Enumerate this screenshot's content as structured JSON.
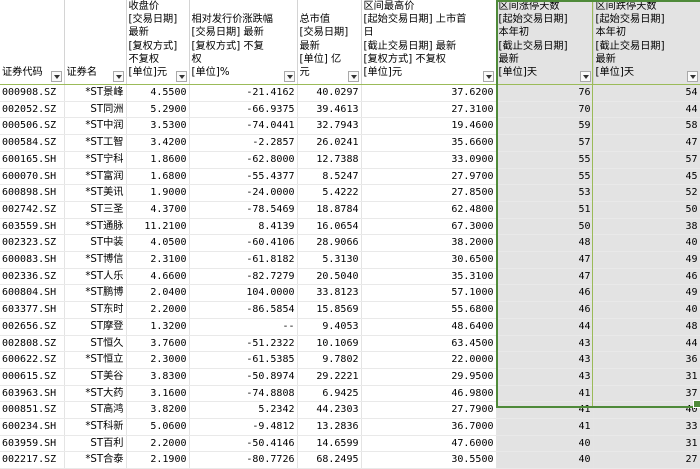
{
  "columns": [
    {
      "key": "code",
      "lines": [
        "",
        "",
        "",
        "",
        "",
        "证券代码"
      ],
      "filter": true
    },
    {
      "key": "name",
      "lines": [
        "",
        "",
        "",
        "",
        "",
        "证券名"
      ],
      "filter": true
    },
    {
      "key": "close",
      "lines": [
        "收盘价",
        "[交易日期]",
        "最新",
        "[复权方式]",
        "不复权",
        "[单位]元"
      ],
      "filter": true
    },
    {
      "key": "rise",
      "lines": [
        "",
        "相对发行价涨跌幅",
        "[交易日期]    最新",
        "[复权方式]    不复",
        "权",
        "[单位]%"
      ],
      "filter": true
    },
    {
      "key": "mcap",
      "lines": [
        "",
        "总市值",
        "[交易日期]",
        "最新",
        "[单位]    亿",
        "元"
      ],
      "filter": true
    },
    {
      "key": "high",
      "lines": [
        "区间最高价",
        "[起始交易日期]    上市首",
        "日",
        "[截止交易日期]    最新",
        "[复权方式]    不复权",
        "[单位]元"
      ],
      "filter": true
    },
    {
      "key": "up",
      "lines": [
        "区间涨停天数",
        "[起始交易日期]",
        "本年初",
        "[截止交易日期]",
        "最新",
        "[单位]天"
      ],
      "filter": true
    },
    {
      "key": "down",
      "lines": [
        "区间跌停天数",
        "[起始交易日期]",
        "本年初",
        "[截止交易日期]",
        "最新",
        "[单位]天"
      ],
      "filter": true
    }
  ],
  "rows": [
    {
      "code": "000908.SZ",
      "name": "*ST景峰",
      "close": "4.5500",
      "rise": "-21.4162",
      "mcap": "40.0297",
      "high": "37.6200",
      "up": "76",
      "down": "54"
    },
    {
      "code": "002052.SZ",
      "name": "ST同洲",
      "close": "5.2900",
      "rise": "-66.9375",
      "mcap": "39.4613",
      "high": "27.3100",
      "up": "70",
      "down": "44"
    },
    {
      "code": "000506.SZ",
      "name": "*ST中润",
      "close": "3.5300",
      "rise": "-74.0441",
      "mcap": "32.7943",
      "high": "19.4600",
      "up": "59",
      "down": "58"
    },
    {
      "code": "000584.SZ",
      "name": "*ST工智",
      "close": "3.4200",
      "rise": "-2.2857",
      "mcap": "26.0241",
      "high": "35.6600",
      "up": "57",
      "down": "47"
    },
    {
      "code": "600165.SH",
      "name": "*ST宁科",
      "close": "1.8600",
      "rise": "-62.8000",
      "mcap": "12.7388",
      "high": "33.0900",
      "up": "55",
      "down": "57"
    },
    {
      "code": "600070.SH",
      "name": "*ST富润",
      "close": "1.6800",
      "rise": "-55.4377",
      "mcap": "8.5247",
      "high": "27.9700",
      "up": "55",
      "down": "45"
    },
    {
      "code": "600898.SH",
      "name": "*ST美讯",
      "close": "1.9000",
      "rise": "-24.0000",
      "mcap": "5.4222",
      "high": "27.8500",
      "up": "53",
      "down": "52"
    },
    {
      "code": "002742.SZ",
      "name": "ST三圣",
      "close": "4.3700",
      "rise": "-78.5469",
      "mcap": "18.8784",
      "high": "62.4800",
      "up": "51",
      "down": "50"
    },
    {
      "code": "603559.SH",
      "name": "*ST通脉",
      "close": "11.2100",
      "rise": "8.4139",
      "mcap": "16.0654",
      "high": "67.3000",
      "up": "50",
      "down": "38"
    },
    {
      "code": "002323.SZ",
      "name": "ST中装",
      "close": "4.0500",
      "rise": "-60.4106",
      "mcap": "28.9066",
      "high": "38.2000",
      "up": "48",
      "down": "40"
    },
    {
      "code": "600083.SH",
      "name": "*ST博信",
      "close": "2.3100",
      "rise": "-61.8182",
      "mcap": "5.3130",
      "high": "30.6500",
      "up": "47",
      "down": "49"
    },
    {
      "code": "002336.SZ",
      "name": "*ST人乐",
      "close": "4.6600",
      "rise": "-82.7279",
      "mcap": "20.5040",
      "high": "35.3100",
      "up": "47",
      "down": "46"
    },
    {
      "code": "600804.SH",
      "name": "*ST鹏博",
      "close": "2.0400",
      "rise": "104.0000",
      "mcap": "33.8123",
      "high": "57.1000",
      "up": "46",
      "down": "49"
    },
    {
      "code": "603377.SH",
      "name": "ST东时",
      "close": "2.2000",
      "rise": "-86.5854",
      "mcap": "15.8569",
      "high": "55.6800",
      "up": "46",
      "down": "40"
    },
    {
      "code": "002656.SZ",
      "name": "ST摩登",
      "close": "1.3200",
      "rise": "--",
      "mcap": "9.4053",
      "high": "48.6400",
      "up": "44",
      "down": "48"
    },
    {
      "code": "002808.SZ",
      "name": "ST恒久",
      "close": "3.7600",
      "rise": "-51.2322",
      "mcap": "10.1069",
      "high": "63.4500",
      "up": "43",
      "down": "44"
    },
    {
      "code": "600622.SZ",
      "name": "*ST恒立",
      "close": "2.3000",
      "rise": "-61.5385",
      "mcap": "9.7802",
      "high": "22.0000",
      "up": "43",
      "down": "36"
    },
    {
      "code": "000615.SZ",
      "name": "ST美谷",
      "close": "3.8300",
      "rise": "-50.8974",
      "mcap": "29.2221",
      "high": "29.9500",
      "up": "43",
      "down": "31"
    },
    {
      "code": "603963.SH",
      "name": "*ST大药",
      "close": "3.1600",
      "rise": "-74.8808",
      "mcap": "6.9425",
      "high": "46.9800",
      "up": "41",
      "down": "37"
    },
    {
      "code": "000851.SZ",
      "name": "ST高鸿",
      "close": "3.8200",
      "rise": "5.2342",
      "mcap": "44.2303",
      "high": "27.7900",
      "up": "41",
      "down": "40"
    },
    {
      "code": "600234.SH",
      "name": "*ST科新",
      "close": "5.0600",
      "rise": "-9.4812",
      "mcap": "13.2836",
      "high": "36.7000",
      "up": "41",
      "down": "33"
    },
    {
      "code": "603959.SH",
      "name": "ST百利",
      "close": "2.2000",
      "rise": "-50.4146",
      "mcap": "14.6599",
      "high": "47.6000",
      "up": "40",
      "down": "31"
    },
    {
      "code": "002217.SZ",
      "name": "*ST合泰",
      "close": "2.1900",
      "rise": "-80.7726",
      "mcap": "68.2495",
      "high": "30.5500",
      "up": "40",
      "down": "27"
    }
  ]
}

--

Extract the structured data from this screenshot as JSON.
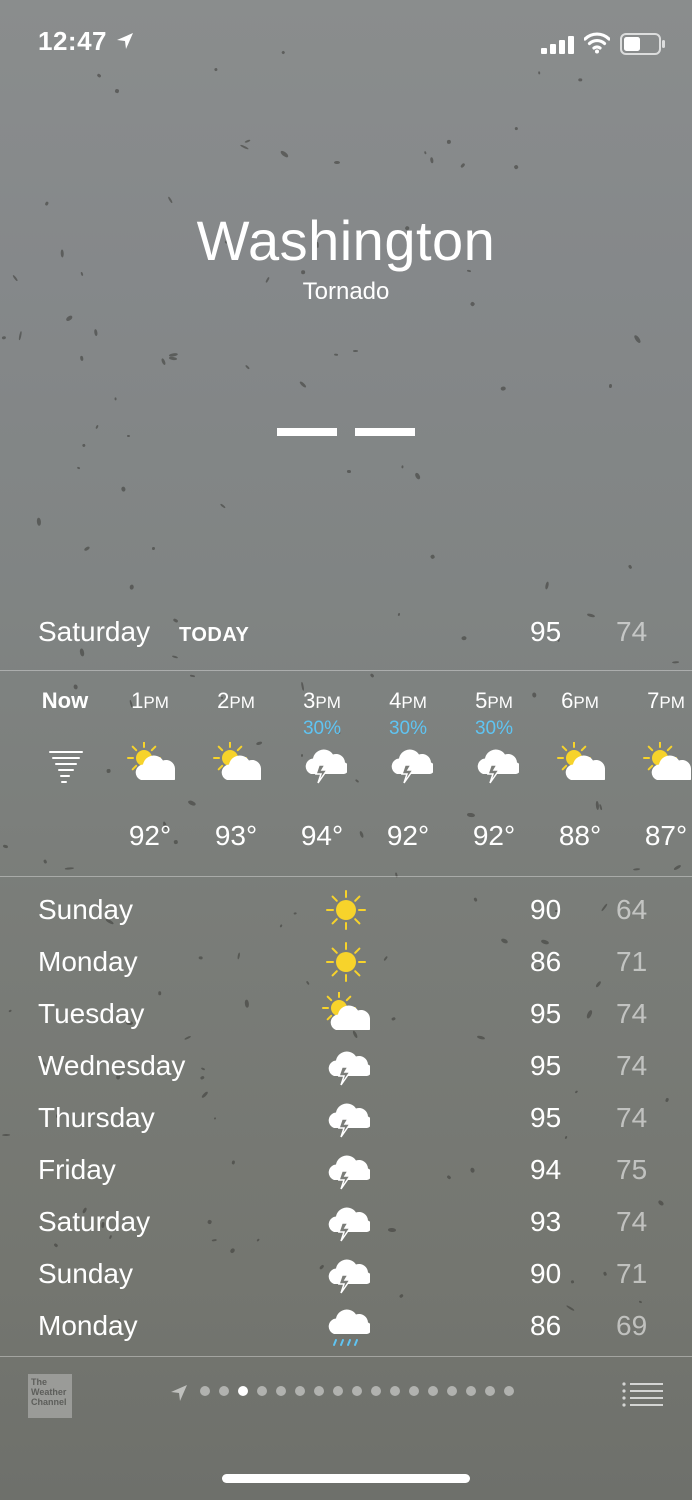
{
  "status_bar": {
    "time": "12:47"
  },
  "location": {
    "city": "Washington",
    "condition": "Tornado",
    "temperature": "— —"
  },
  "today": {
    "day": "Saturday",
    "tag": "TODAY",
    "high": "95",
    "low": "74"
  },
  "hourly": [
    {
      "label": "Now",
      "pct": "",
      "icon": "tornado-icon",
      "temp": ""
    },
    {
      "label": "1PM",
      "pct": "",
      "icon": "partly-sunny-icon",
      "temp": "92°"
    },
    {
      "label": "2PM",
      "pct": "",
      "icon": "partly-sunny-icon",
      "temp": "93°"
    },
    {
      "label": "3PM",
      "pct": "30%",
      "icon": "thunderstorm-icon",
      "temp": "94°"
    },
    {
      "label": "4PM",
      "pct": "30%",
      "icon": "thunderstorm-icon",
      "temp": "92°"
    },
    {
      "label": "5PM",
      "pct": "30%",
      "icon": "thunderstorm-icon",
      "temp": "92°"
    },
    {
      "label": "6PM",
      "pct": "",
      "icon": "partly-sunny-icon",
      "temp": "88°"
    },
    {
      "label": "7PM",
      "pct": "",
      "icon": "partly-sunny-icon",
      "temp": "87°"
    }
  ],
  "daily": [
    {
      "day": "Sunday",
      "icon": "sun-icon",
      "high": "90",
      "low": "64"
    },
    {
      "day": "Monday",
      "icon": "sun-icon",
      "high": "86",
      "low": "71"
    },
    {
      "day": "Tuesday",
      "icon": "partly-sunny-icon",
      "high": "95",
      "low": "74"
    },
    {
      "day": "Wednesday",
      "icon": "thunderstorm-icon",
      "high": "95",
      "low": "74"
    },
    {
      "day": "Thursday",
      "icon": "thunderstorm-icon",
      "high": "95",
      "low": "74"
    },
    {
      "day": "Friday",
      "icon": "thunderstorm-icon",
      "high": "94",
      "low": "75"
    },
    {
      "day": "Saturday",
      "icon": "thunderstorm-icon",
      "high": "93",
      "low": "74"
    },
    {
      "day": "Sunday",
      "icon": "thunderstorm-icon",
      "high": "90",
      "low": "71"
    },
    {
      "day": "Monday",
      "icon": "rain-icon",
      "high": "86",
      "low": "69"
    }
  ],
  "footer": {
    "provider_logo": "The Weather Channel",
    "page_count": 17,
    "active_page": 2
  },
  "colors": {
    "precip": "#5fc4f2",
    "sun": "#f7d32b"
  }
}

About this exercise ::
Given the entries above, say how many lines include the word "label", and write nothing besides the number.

Completed exercise ::
8